Bassekou Kouyate – Désert Nianafing feat. Amy Sacko, Afel Bocoum & Ahmed ag Kaedi

Such was the success of last weekend’s ‘Festival sur la Niger’ that some commentators have declared Segou, the host town, the new cultural capital of Mali. Segou’s Mayor goes a step further, declaring it a centre of cultural excellence in West Africa. Indeed the festival is proving to be a triumph of modern Mali embracing a music as a vehicle – literally a ‘caravan’ – for peace and for recognising rap and hip-hop as a – perhaps the – powerful contemporary art form. Tourism and diplomatic interest has been spurred on by the strength of character and ambition displayed in preparing the festival.

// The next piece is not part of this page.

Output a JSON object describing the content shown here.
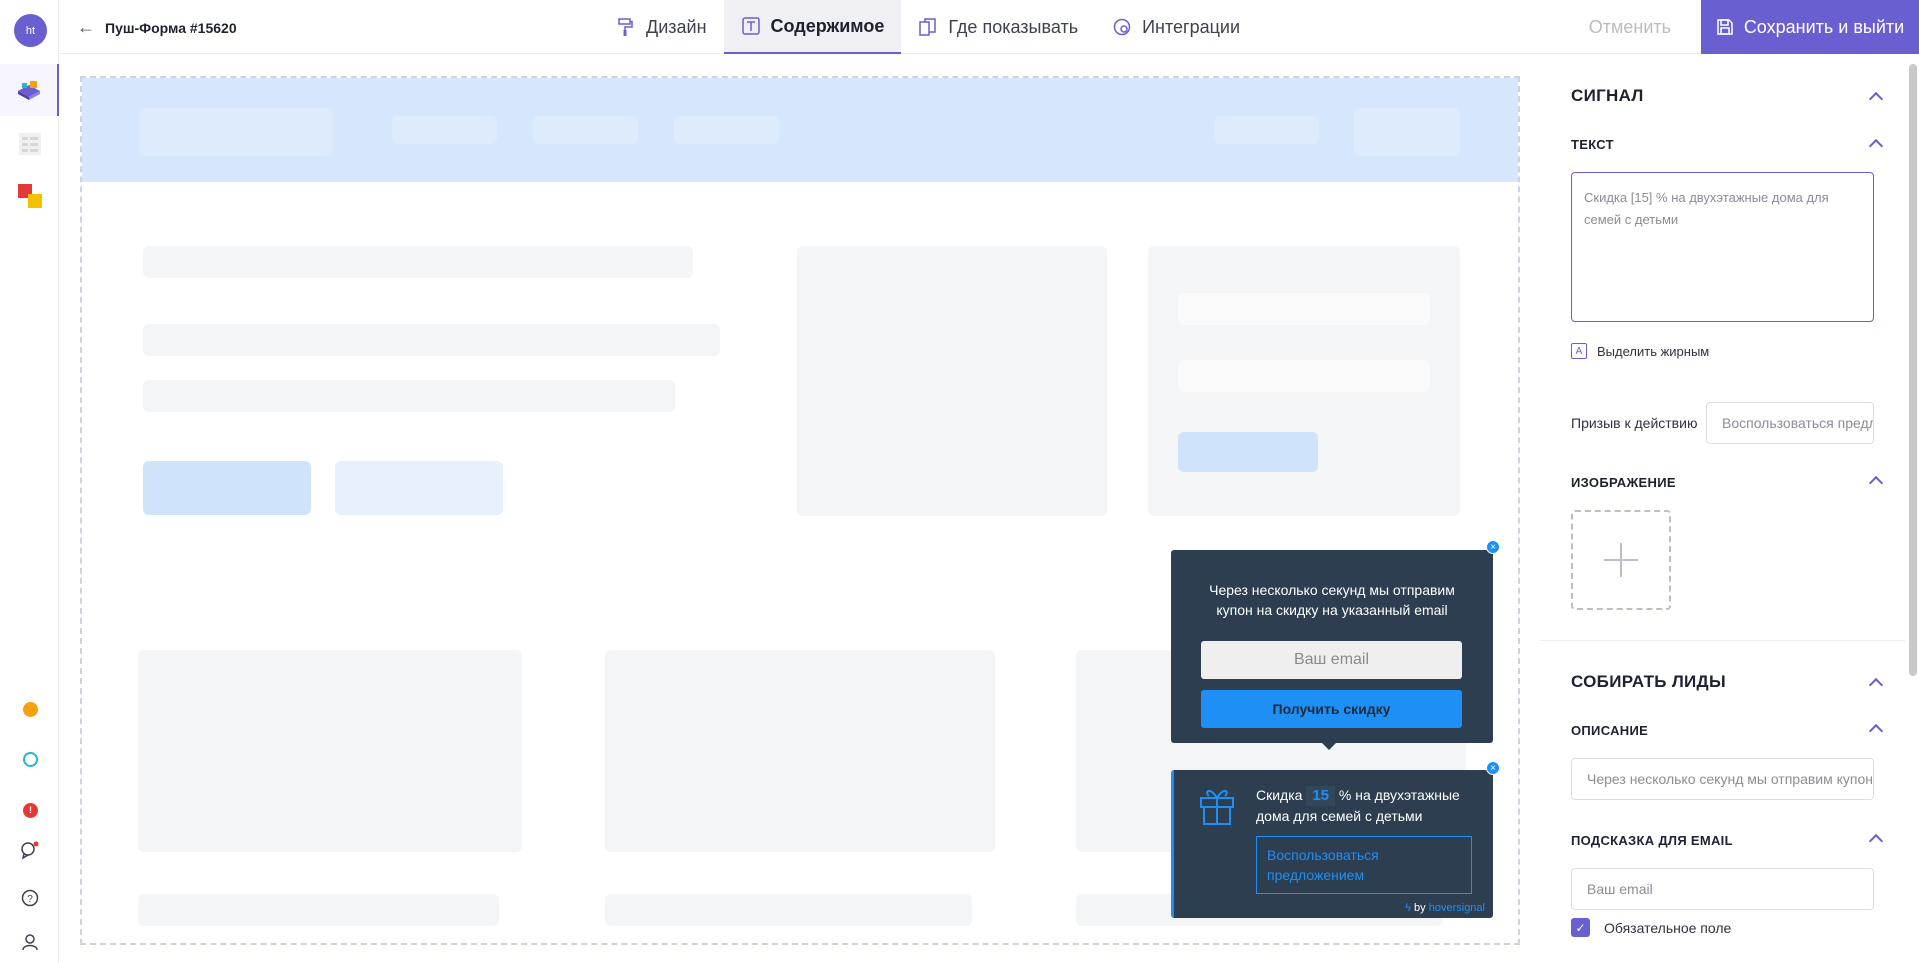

Bassekou Kouyate performed on the Saturday evening, along with a host of big names in the Malian music world, in what must have been the most vivid, passionate and liberating artistic expression to occur in Mali for some years. This week’s Song of the Week celebrates every ounce of work that has been ploughed into making the above a reality. Reading about the peaceful success of an important national  show-piece makes the heart swell with hope.

 

 

Bassekou Kouyate – Désert Nianafing feat. Amy Sacko, Afel Bocoum & Ahmed ag Kaedi